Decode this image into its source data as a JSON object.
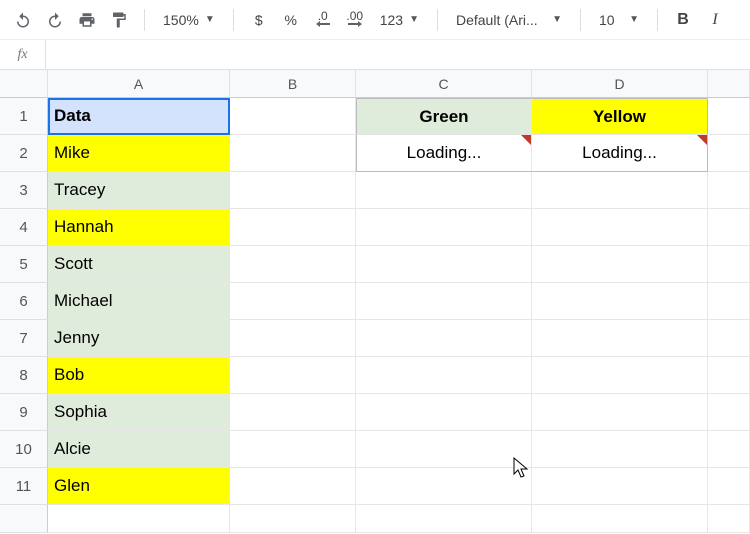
{
  "toolbar": {
    "zoom": "150%",
    "currency": "$",
    "percent": "%",
    "dec_dec": ".0",
    "inc_dec": ".00",
    "format123": "123",
    "font": "Default (Ari...",
    "fontSize": "10",
    "bold": "B",
    "italic": "I"
  },
  "formulaBar": {
    "fx": "fx",
    "value": ""
  },
  "columns": {
    "A": "A",
    "B": "B",
    "C": "C",
    "D": "D"
  },
  "rowNums": [
    "1",
    "2",
    "3",
    "4",
    "5",
    "6",
    "7",
    "8",
    "9",
    "10",
    "11"
  ],
  "cells": {
    "A1": "Data",
    "A2": "Mike",
    "A3": "Tracey",
    "A4": "Hannah",
    "A5": "Scott",
    "A6": "Michael",
    "A7": "Jenny",
    "A8": "Bob",
    "A9": "Sophia",
    "A10": "Alcie",
    "A11": "Glen",
    "C1": "Green",
    "D1": "Yellow",
    "C2": "Loading...",
    "D2": "Loading..."
  },
  "colors": {
    "yellow": "#ffff00",
    "paleGreen": "#dfecdc",
    "headerSelected": "#d3e3fd",
    "selectionBorder": "#1a73e8"
  }
}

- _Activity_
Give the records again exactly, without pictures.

- _Finished task_
Decode this image into its source data as a JSON object.
{
  "toolbar": {
    "zoom": "150%",
    "currency": "$",
    "percent": "%",
    "dec_dec": ".0",
    "inc_dec": ".00",
    "format123": "123",
    "font": "Default (Ari...",
    "fontSize": "10",
    "bold": "B",
    "italic": "I"
  },
  "formulaBar": {
    "fx": "fx",
    "value": ""
  },
  "columns": {
    "A": "A",
    "B": "B",
    "C": "C",
    "D": "D"
  },
  "rowNums": [
    "1",
    "2",
    "3",
    "4",
    "5",
    "6",
    "7",
    "8",
    "9",
    "10",
    "11"
  ],
  "cells": {
    "A1": "Data",
    "A2": "Mike",
    "A3": "Tracey",
    "A4": "Hannah",
    "A5": "Scott",
    "A6": "Michael",
    "A7": "Jenny",
    "A8": "Bob",
    "A9": "Sophia",
    "A10": "Alcie",
    "A11": "Glen",
    "C1": "Green",
    "D1": "Yellow",
    "C2": "Loading...",
    "D2": "Loading..."
  },
  "colors": {
    "yellow": "#ffff00",
    "paleGreen": "#dfecdc",
    "headerSelected": "#d3e3fd",
    "selectionBorder": "#1a73e8"
  }
}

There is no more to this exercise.